Speedy NEWS

Speedy Farm Okinawa : Agriculture as a Business

Speedy Farm Recent Status.
I do agriculture as a business.
I often hear from acquaintances that “I am also a farmer,” but it is usually about their vegetable garden as a hobby. That’s great know-how, and it is helpful…. But farming as a business is different. There is shipping, delivery, marketing, and sales. Of course, we are not just a farmer, but we are also involved in sales, so we cannot open the door to sales unless we have a sanitation manager and related certifications. You don’t have to perform these business functions in a home garden. Business farming is a series of tough things.
When I said I was starting a BAR, the response was, “I have my own bar too. But that is simply a private bar to enjoy with good friends, which is completely different from the business BAR I do. Do you serve draft beer? How much is a glass of wine, how much water do you prepare in a night with about 10 seats, and what is the level of that water? And what will the level of that water be? What kind of infographic will be used, even a map to tell people where to go? We also need to decide on branding.

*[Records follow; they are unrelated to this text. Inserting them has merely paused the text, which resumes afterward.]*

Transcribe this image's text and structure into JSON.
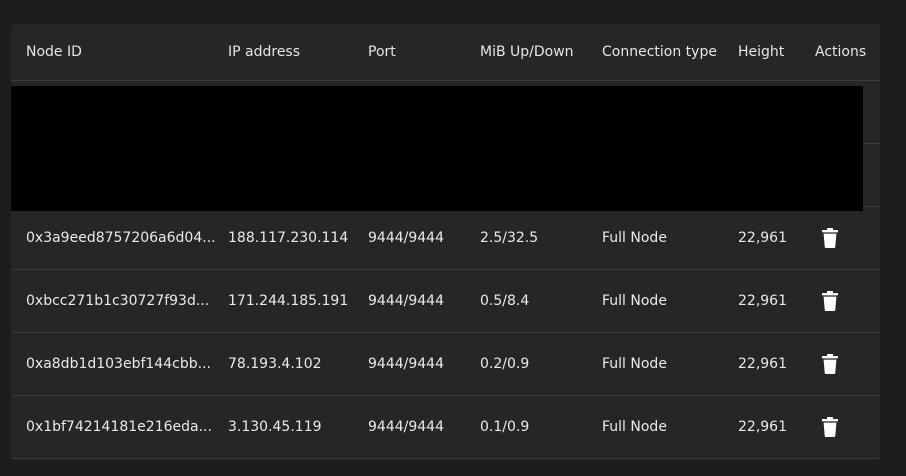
{
  "table": {
    "headers": [
      "Node ID",
      "IP address",
      "Port",
      "MiB Up/Down",
      "Connection type",
      "Height",
      "Actions"
    ],
    "rows": [
      {
        "node_id": "0x3a9eed8757206a6d04...",
        "ip": "188.117.230.114",
        "port": "9444/9444",
        "mib": "2.5/32.5",
        "type": "Full Node",
        "height": "22,961",
        "action_icon": "trash-icon"
      },
      {
        "node_id": "0xbcc271b1c30727f93d...",
        "ip": "171.244.185.191",
        "port": "9444/9444",
        "mib": "0.5/8.4",
        "type": "Full Node",
        "height": "22,961",
        "action_icon": "trash-icon"
      },
      {
        "node_id": "0xa8db1d103ebf144cbb...",
        "ip": "78.193.4.102",
        "port": "9444/9444",
        "mib": "0.2/0.9",
        "type": "Full Node",
        "height": "22,961",
        "action_icon": "trash-icon"
      },
      {
        "node_id": "0x1bf74214181e216eda...",
        "ip": "3.130.45.119",
        "port": "9444/9444",
        "mib": "0.1/0.9",
        "type": "Full Node",
        "height": "22,961",
        "action_icon": "trash-icon"
      }
    ]
  },
  "colors": {
    "background": "#1c1d1d",
    "panel": "#252626",
    "divider": "#3a3b3b",
    "text": "#eaeaea",
    "redaction": "#000000"
  }
}
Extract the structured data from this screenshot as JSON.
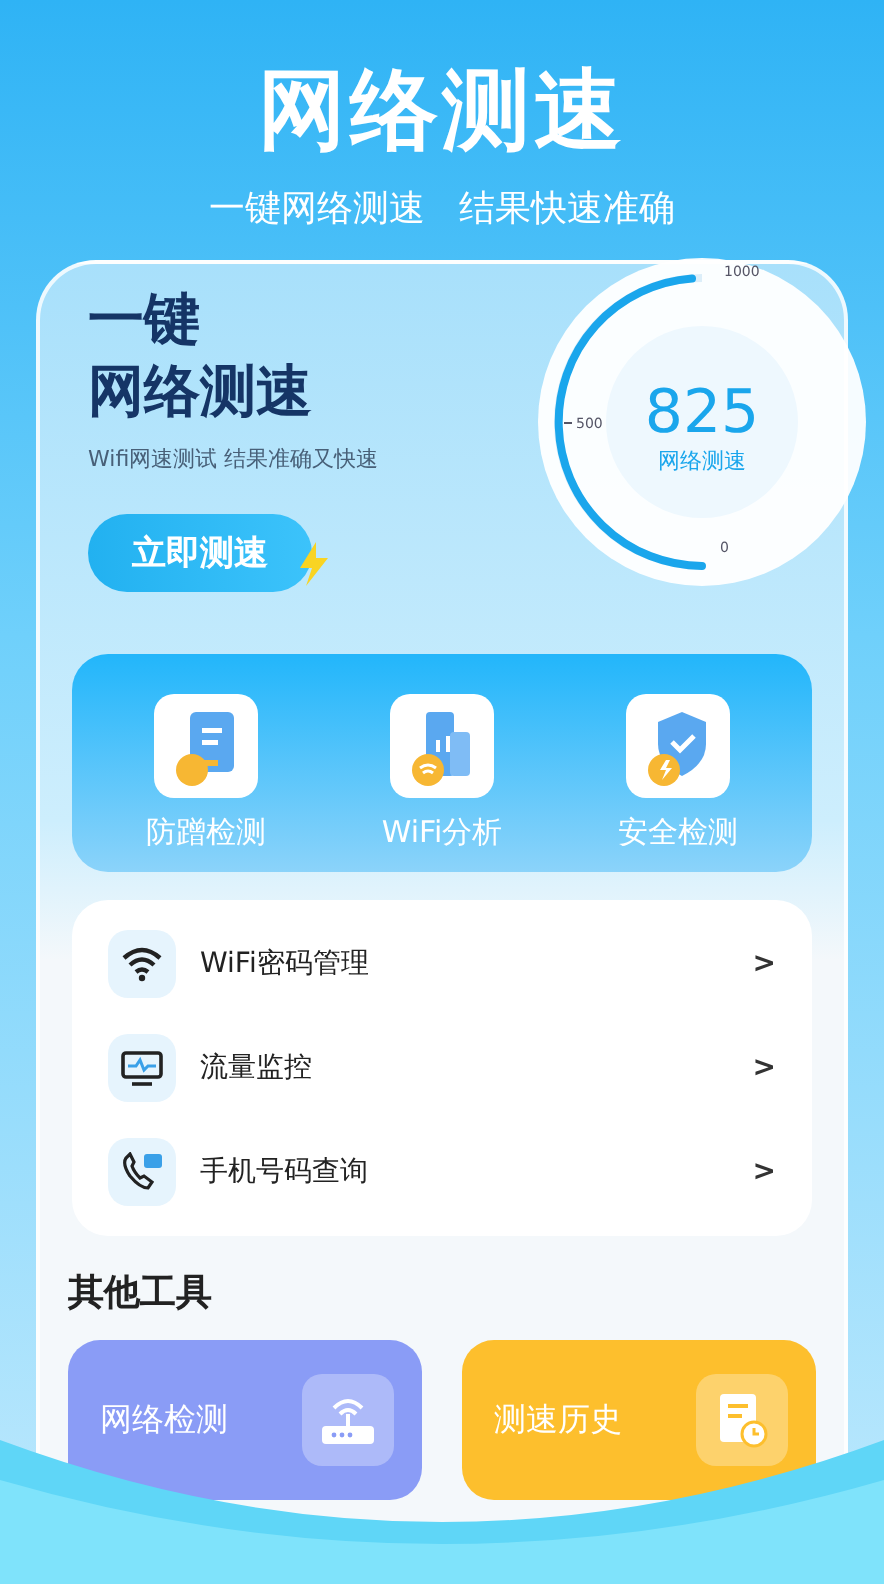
{
  "header": {
    "title": "网络测速",
    "subtitle": "一键网络测速   结果快速准确"
  },
  "hero": {
    "title_line1": "一键",
    "title_line2": "网络测速",
    "tagline": "Wifi网速测试 结果准确又快速",
    "button": "立即测速"
  },
  "gauge": {
    "value": "825",
    "caption": "网络测速",
    "ticks": [
      "1000",
      "500",
      "0"
    ]
  },
  "features": [
    {
      "kind": "document",
      "label": "防蹭检测"
    },
    {
      "kind": "wifi",
      "label": "WiFi分析"
    },
    {
      "kind": "shield",
      "label": "安全检测"
    }
  ],
  "menu": [
    {
      "kind": "wifi",
      "label": "WiFi密码管理",
      "arrow": ">"
    },
    {
      "kind": "monitor",
      "label": "流量监控",
      "arrow": ">"
    },
    {
      "kind": "phone",
      "label": "手机号码查询",
      "arrow": ">"
    }
  ],
  "other_tools": {
    "heading": "其他工具",
    "items": [
      {
        "kind": "router",
        "label": "网络检测",
        "color": "#8a9cf6"
      },
      {
        "kind": "history",
        "label": "测速历史",
        "color": "#fdbf2d"
      }
    ]
  }
}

Back to the story.
To begin with, Japan has a system that does not allow companies to engage in agriculture as a business.
First, one must rent farmland to start farming in Okinawa (or anywhere in Japan). Apply and register with the city’s Board of Agriculture. At that stage, you are asked, “Do you have farming experience?” and if you don’t have experience, you are not allowed to apply. Even if you have experience, you cannot apply as a company. Japan has been protecting farmers for many years. That is why there is a group of farmers and companies are not allowed to enter the market. The reason why there is no large-scale agriculture in Japan compared to other countries is because of the protective policies of MAFF.
In terms of cropland per farmer, Japan is about 3 hectares. Even in a small, drought-stricken land like Israel, the average is over 100 hectares. Also, the number of farmers per hectare is less than 1.0 farmer per hectare in China, the U.S., and the Netherlands, compared to 2.5 farmers per hectare in Japan, except Japan. In other words, agriculture in Japan is carried out by individuals on a small scale. Therefore, the price difference between domestic and foreign prices of crops is 7 times higher than in Japan because of the inability to scale up and save labor. In the end, the bill comes to the people.
To escape this ridiculous structure, the bananas, mangoes, kiwis, olives, and baobab tea produced at Speedy Farm are mainly sold online to customers such as “Eat Choku” to maintain freshness and provenance. The natural size of the food, unrelated to pesticide-free and distribution standards, is what creates the maximum value of the food. I would like to try something like “marche” as the next step.